Facebook Twitter

STATE OUTLINES DEVELOPMENT POLICY

SHARE STATE OUTLINES DEVELOPMENT POLICY

In response to Gov. Mike Leavitt's economic development plan, the Utah Division of Business and Economic Development has released its philosophy and operating policy that makes some changes from past procedures.

Rick Mayfield, division director, said one of the major changes is that the state wants communities to decide what they want to become, do appropriate planning and then use state programs and other resources to achieve their goals.Regarding the business community, the policy says the division is to serve industries as a whole instead of individual businesses. "This should not be construed to mean we do not work with individual businesses but rather our primary target is industry as a whole or industry clusters," the policy says.

"With existing staff levels it is difficult to work with individual businesses within the state. It is felt that day-to-day work with individual businesses should be accomplished at the local level with local officials and economic developers," Mayfield said.

Shortly after the governor took office, he met with Joseph A. Jenkins, Utah Department of Community and Economic Development executive director, and identified three basic roles for the division.

They are: advocating a general business climate that encourages business to grow and operate profitably; engage in economic development activities where economies dictate that state programs make more sense than local programs; and provide resources to communities and businesses that will help reach objectives.

Another concept was added by the governor later and that is locally driven economic development is the best. Mayfield said the Small Cities Program and Metro Utah money are being examined to make certain economic development is boosted in all areas of the state.

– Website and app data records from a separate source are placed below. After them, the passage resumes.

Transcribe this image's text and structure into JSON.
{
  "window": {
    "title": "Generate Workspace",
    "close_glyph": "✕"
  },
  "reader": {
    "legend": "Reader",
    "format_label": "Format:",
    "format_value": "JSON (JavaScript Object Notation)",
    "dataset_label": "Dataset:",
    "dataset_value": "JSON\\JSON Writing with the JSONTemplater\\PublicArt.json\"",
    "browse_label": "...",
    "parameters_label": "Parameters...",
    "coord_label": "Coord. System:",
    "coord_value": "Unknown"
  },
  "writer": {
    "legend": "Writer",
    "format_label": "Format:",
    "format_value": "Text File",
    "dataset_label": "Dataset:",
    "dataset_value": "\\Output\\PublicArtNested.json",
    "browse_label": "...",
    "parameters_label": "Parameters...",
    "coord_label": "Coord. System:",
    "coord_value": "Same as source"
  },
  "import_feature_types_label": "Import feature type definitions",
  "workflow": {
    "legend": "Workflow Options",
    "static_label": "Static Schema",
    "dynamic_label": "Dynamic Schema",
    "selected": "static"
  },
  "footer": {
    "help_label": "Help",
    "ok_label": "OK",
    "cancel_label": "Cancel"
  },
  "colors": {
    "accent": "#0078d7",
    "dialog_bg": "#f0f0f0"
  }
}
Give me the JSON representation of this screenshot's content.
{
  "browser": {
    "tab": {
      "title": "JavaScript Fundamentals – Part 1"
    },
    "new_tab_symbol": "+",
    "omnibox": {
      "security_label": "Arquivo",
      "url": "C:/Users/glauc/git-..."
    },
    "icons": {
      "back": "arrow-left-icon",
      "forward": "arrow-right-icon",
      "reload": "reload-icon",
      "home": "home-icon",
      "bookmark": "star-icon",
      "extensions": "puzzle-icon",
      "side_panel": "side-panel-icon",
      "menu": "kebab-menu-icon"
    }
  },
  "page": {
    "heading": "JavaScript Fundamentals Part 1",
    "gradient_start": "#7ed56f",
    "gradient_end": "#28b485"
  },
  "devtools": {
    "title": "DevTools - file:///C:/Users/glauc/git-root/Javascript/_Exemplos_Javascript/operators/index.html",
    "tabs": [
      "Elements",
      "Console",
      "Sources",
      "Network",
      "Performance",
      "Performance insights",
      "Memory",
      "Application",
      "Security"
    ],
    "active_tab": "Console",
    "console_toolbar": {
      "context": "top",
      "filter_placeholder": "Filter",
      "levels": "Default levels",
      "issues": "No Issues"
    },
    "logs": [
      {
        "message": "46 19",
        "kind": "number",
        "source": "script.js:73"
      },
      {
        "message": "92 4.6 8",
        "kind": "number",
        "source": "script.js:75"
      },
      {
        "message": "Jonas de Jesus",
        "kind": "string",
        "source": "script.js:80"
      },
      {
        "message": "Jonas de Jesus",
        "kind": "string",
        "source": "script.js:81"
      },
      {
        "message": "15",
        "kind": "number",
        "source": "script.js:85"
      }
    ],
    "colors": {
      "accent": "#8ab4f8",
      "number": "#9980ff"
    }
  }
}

Within the division, the Business Expansion and Retention Program was combined with the Rural Development Program and renamed Business Development. This office's major mission is to carry out Leavitt's mandate of keeping a good business climate so business can grow.

The office also has the responsibility of directing the manufacturing extension program, agribusiness, facilitating the department's role in the Smart Utah program and assembling a state business data base.

The Centers of Excellence Program has been changed to the Technology Development Program and is under review by a task force. Mayfield said the task force is expected to release a report soon. Meanwhile, the staff is trying to overcome the controversy of the program in the past year, Mayfield said.